Late on the afternoon of Saturday, May 5, I was sitting at a table in Trinity Hall at our church having dinner.
Our guests, homeless families from CARITAS (Congregations Around Richmond To Assure Shelter), had finished eating. Parents and their children were getting acclimated to a new environment.
These families are with us for two weeks. A commercial bus drops them off every afternoon and returns to pick them up every morning. At the end of the two weeks, these families will regroup and go to another church. Sometimes during that time frame, a family will have the good fortune to find housing. Securing that stability in their lives is an important step.
Sitting to my left is the overnight shelter supervisor. The rest of the table is filled out with friends from church.
I asked the supervisor a few questions about his work. His answers were transparent and reflected his 17 years of working CARITAS.
During that time, he had seen first hand the challenges experienced by the homeless. Not much that he hadn’t seen. From the pre-existing health condition that caused a person to pass away during the night to the expectant mother who was ready to give birth.
One of my friends at the table who has always been a part of our church team in working CARITAS shared a story.
Last year, there was a young lady in the program who was expecting. She was 17 years old. Her delivery moment arrived at our church. Fortunately for my friend, the expectant mother made it to the hospital in time.
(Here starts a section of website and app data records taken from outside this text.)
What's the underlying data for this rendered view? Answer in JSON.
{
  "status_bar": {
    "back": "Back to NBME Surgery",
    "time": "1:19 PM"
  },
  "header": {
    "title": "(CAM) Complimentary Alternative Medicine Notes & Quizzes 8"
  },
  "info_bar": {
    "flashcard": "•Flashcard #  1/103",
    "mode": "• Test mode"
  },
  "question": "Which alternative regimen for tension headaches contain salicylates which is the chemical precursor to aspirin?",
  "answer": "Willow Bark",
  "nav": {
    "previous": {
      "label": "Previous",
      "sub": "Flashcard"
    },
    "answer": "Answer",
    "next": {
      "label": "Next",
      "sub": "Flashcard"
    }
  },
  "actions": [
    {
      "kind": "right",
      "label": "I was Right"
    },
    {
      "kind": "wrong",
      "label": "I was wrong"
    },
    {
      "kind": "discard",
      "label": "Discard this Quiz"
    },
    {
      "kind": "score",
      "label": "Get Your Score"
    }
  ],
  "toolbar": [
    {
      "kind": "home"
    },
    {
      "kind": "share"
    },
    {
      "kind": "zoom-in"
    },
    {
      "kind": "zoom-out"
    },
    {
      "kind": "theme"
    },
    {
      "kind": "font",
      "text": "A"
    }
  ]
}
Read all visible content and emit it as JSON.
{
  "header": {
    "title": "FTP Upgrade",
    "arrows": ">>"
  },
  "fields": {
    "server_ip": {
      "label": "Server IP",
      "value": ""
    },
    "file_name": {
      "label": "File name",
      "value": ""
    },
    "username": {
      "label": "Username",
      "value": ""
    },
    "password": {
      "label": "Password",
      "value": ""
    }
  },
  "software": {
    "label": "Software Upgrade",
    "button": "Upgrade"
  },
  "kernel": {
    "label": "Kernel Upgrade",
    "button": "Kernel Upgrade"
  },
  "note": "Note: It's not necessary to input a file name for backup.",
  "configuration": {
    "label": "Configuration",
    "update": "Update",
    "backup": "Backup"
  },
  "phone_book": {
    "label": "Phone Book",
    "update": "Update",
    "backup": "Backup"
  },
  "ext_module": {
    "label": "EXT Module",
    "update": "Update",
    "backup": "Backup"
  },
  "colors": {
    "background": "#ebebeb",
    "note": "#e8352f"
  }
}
The next day, my friend went to visit her at the hospital. He was surprised to find the young mother alone in her room. My friend asked about her parents. The young lady responded that her parents had disowned her. When he asked about the child’s father, her response was she didn’t expect to see him either.
At this point, my friend said to himself—“it’s not supposed to be this way.”
I wonder why in the Bible, Jesus states in Matthew 26:11: “For you always have the poor with you, but you will not always have me.”
Does he say this to challenge us?
Look folks, the poor are always going to be with you, so I need you to work to figure out ways to eliminate all of those issues the poor are facing. And by the way, I’m not always going to be around to remind you of this obligation, so get busy.
CARITAS has been around since 1987 working to help the homeless. Here we are 31 years later, and while I’m sure CARITAS makes progress each year, we still have the challenges the poor face with us no matter where we look in our city, state, country, and world.
Recently, I watched the PBS series Super Skyscrapers. This show focused on the construction of one skyscraper in New York City. The title of the episode was The Billionaire Building.
Someone paid $90 million for the penthouse on the top floor that looks out over Central Park.
No luxury was spared anywhere in the building.
Bathrooms were constructed of imported Italian marble. Kitchens were custom made by hand in England by master craftsmen. The building even has it own state of the art window washing apparatus.
The show was fascinating from the perspective that we have the capacity to build such a skyscraper. But, I also found the show extremely sobering. We can build the most luxurious skyscraper in the world, but we can’t solve the daily challenges faced by the poor.
Why is this? Why can’t the talent and skills used to plan and build the skyscraper be applied to solve homeless problems around the world?
Maybe, the answer is that we silently affirm Jesus’ words: “You will always have the poor with you.”
All of those nonprofits and government agencies can handle the poor. Why should I worry and push myself to become involved?
Maybe because deep in my heart, I think Jesus made that statement as a challenge.
My friend’s comment about the deserted young mother: “It’s not supposed to be that way,” caused me to reflect further.
If we really wanted to solve the problems of the poor, I want to believe we could.
But, I don’t think we see this as an urgent priority.
After all, the poor have always been with us.
The lyrics to Bruce Hornsby and the Range’s first hit record, “The Way It Is” have always intrigued me. The four lines from the chorus make me pause:
That’s just the way it is.
Some things will never change.
That’s just the way it is.
Ah, but don’t you believe them.
If Jesus was still walking around today, he would affirm that last line.
He wants us to realize, “It’s not supposed to be that way.”